For Houston-based ExxonMobil Chemical, the shale boom is manifesting itself in a massive expansion of its petrochemicals site in Baytown, Texas. The multibillion dollar expansion will add a new ethylene cracker and almost 3 billion pounds of PE capacity. Pryor said the expansion will double the site's PE capacity and increase its ethylene capacity by as much as 70 percent.
Across the industry, at least six world-scale ethylene crackers are planned for North America — projects that could boost the region's ethylene capacity by 33 percent.
"These projects may not all materialize, but the U.S. is clearly in an expansion mode," added Pryor, who joined ExxonMobil predecessor Mobil Oil Corp. in 1971. "It's a tremendous opportunity for growth of U.S. chemical exports."

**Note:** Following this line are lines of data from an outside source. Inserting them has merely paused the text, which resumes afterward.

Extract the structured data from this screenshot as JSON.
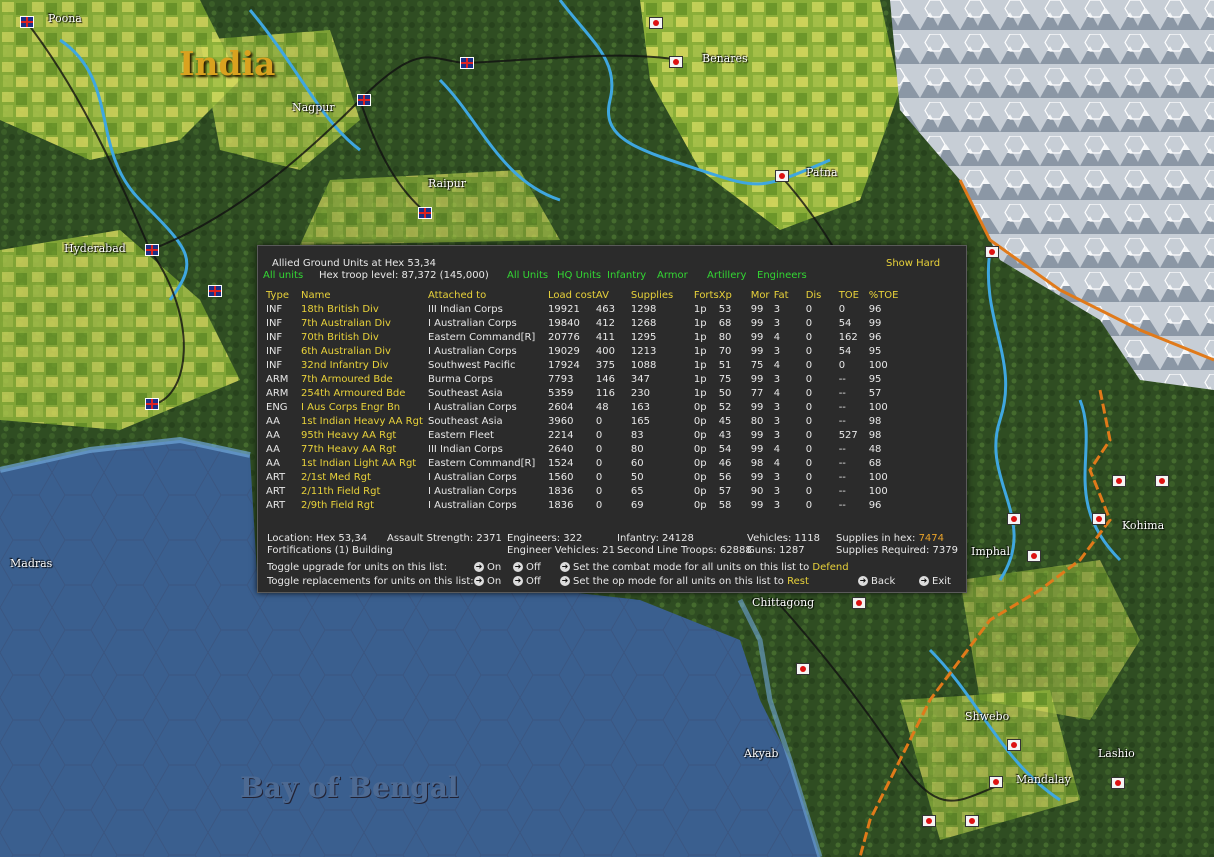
{
  "map": {
    "region_label": "India",
    "sea_label": "Bay of Bengal",
    "cities": [
      {
        "name": "Poona"
      },
      {
        "name": "Nagpur"
      },
      {
        "name": "Benares"
      },
      {
        "name": "Raipur"
      },
      {
        "name": "Patna"
      },
      {
        "name": "Hyderabad"
      },
      {
        "name": "Madras"
      },
      {
        "name": "Kohima"
      },
      {
        "name": "Imphal"
      },
      {
        "name": "Chittagong"
      },
      {
        "name": "Shwebo"
      },
      {
        "name": "Akyab"
      },
      {
        "name": "Lashio"
      },
      {
        "name": "Mandalay"
      }
    ]
  },
  "panel": {
    "title": "Allied Ground Units at Hex 53,34",
    "all_units_filter": "All units",
    "troop_level": "Hex troop level: 87,372  (145,000)",
    "show_hard": "Show Hard",
    "filters": [
      "All Units",
      "HQ Units",
      "Infantry",
      "Armor",
      "Artillery",
      "Engineers"
    ],
    "headers": {
      "type": "Type",
      "name": "Name",
      "attached": "Attached to",
      "load": "Load cost",
      "av": "AV",
      "supplies": "Supplies",
      "forts": "Forts",
      "xp": "Xp",
      "mor": "Mor",
      "fat": "Fat",
      "dis": "Dis",
      "toe": "TOE",
      "ptoe": "%TOE"
    },
    "units": [
      {
        "type": "INF",
        "name": "18th British Div",
        "attached": "III Indian Corps",
        "load": "19921",
        "av": "463",
        "supplies": "1298",
        "forts": "1p",
        "xp": "53",
        "mor": "99",
        "fat": "3",
        "dis": "0",
        "toe": "0",
        "ptoe": "96"
      },
      {
        "type": "INF",
        "name": "7th Australian Div",
        "attached": "I Australian Corps",
        "load": "19840",
        "av": "412",
        "supplies": "1268",
        "forts": "1p",
        "xp": "68",
        "mor": "99",
        "fat": "3",
        "dis": "0",
        "toe": "54",
        "ptoe": "99"
      },
      {
        "type": "INF",
        "name": "70th British Div",
        "attached": "Eastern Command[R]",
        "load": "20776",
        "av": "411",
        "supplies": "1295",
        "forts": "1p",
        "xp": "80",
        "mor": "99",
        "fat": "4",
        "dis": "0",
        "toe": "162",
        "ptoe": "96"
      },
      {
        "type": "INF",
        "name": "6th Australian Div",
        "attached": "I Australian Corps",
        "load": "19029",
        "av": "400",
        "supplies": "1213",
        "forts": "1p",
        "xp": "70",
        "mor": "99",
        "fat": "3",
        "dis": "0",
        "toe": "54",
        "ptoe": "95"
      },
      {
        "type": "INF",
        "name": "32nd Infantry Div",
        "attached": "Southwest Pacific",
        "load": "17924",
        "av": "375",
        "supplies": "1088",
        "forts": "1p",
        "xp": "51",
        "mor": "75",
        "fat": "4",
        "dis": "0",
        "toe": "0",
        "ptoe": "100"
      },
      {
        "type": "ARM",
        "name": "7th Armoured Bde",
        "attached": "Burma Corps",
        "load": "7793",
        "av": "146",
        "supplies": "347",
        "forts": "1p",
        "xp": "75",
        "mor": "99",
        "fat": "3",
        "dis": "0",
        "toe": "--",
        "ptoe": "95"
      },
      {
        "type": "ARM",
        "name": "254th Armoured Bde",
        "attached": "Southeast Asia",
        "load": "5359",
        "av": "116",
        "supplies": "230",
        "forts": "1p",
        "xp": "50",
        "mor": "77",
        "fat": "4",
        "dis": "0",
        "toe": "--",
        "ptoe": "57"
      },
      {
        "type": "ENG",
        "name": "I Aus Corps Engr Bn",
        "attached": "I Australian Corps",
        "load": "2604",
        "av": "48",
        "supplies": "163",
        "forts": "0p",
        "xp": "52",
        "mor": "99",
        "fat": "3",
        "dis": "0",
        "toe": "--",
        "ptoe": "100"
      },
      {
        "type": "AA",
        "name": "1st Indian Heavy AA Rgt",
        "attached": "Southeast Asia",
        "load": "3960",
        "av": "0",
        "supplies": "165",
        "forts": "0p",
        "xp": "45",
        "mor": "80",
        "fat": "3",
        "dis": "0",
        "toe": "--",
        "ptoe": "98"
      },
      {
        "type": "AA",
        "name": "95th Heavy AA Rgt",
        "attached": "Eastern Fleet",
        "load": "2214",
        "av": "0",
        "supplies": "83",
        "forts": "0p",
        "xp": "43",
        "mor": "99",
        "fat": "3",
        "dis": "0",
        "toe": "527",
        "ptoe": "98"
      },
      {
        "type": "AA",
        "name": "77th Heavy AA Rgt",
        "attached": "III Indian Corps",
        "load": "2640",
        "av": "0",
        "supplies": "80",
        "forts": "0p",
        "xp": "54",
        "mor": "99",
        "fat": "4",
        "dis": "0",
        "toe": "--",
        "ptoe": "48"
      },
      {
        "type": "AA",
        "name": "1st Indian Light AA Rgt",
        "attached": "Eastern Command[R]",
        "load": "1524",
        "av": "0",
        "supplies": "60",
        "forts": "0p",
        "xp": "46",
        "mor": "98",
        "fat": "4",
        "dis": "0",
        "toe": "--",
        "ptoe": "68"
      },
      {
        "type": "ART",
        "name": "2/1st Med Rgt",
        "attached": "I Australian Corps",
        "load": "1560",
        "av": "0",
        "supplies": "50",
        "forts": "0p",
        "xp": "56",
        "mor": "99",
        "fat": "3",
        "dis": "0",
        "toe": "--",
        "ptoe": "100"
      },
      {
        "type": "ART",
        "name": "2/11th Field Rgt",
        "attached": "I Australian Corps",
        "load": "1836",
        "av": "0",
        "supplies": "65",
        "forts": "0p",
        "xp": "57",
        "mor": "90",
        "fat": "3",
        "dis": "0",
        "toe": "--",
        "ptoe": "100"
      },
      {
        "type": "ART",
        "name": "2/9th Field Rgt",
        "attached": "I Australian Corps",
        "load": "1836",
        "av": "0",
        "supplies": "69",
        "forts": "0p",
        "xp": "58",
        "mor": "99",
        "fat": "3",
        "dis": "0",
        "toe": "--",
        "ptoe": "96"
      }
    ],
    "summary": {
      "location": "Location: Hex 53,34",
      "fortifications": "Fortifications (1) Building",
      "assault": "Assault Strength: 2371",
      "engineers": "Engineers:  322",
      "engineer_vehicles": "Engineer Vehicles:  21",
      "infantry": "Infantry: 24128",
      "second_line": "Second Line Troops: 62888",
      "vehicles": "Vehicles: 1118",
      "guns": "Guns: 1287",
      "supplies_in_hex_label": "Supplies in hex:",
      "supplies_in_hex_value": "7474",
      "supplies_required": "Supplies Required: 7379"
    },
    "controls": {
      "toggle_upgrade": "Toggle upgrade for units on this list:",
      "toggle_replacements": "Toggle replacements for units on this list:",
      "on": "On",
      "off": "Off",
      "combat_mode_text": "Set the combat mode for all units on this list to",
      "combat_mode_value": "Defend",
      "op_mode_text": "Set the op mode for all units on this list to",
      "op_mode_value": "Rest",
      "back": "Back",
      "exit": "Exit"
    }
  }
}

New resin and feedstock capacity resulting from shale gas also could have an echo effect on North American plastic processing and fabricating, according to Pryor.
"For fabricators, they're going to see a major wave in new investment," he said. But Pryor stopped short of saying that the new capacity could lead to lower or even more stable PE prices. "The [PE] market sets the price, and it's hard to say how that's going to play out," he explained.
A portion of that new PE likely will be exported from the region, since, as Pryor pointed out, "the growth of [PE] supply will be larger than the growth of demand in this country."
In a larger sense, shale gas and oil has had a dramatic impact on the U.S. and North America. Pryor said the region could be a net exporter of energy by 2025. Oil and gas development could create as many as 3 million jobs in the U.S. alone and could increase U.S. GDP growth by 2-3 percent by the end of the decade.
U.S. oil and gas reserves have increased 50 percent since 2005. The country now is estimated to have enough shale gas reserves to last 100 years. And, according to Pryor, this growth was accomplished by "private enterprises and innovative entrepreneurs … not a government policy that picked winners and losers."
"Five years ago, the U.S. was on the verge of being a net energy importer," he said. "Growing supplies of natural gas changed that."
ExxonMobil also has kept an eye on environmental impact as it has moved ahead. In the past decade, the firm has spent $1.3 billion on environmental efforts at Baytown, resulting in improved efficiency and reduced omissions. Those investments also have created "stronger, lighter, lower-cost packaging solutions" — including thinner PE film — with reduced environmental impact, Pryor said.
He added that oil and natural gas discovery methods — primarily hydraulic fracturing ("fracking") and horizontal drilling — can be done safely.
"The environment is always of major importance, but fracking isn't new," said Pryor, whose 42-year career includes numerous refining and chemical posts with Mobil and ExxonMobil and a current position on the American Chemistry Council's executive committee. "The industry has drilled a million wells without any impact on the water table. We know how to do it safely without any environmental damage."
He also defended proposed exports of liquefied natural gas (LNG) from the United States. ExxonMobil is working on a $10 billion LNG export project, but competitor Dow Chemical Co. has been vocal in opposing LNG exports, saying it would adversely affect natural gas pricing in the United States.
Pryor did not mention Dow by name, but he said that "calls to restrict exports … are a harmful departure from free trade principles."
Restricting exports, Pryor explained would make it difficult for the U.S. to sanction China for exporting rare earth minerals and to ask Japan to stop importing oil from Iran. Restrictions also could return the United States to the era of the price controls of the 1970s and 1980s which, he said, resulted in drops in production, supply shortages and diminished economic activity.
"Why would we discriminate vs. liquid natural gas but say it's OK to solidify it into plastic pellets?" Pryor asked. "Both are American products that create jobs. We have loads of gas, so we should do both."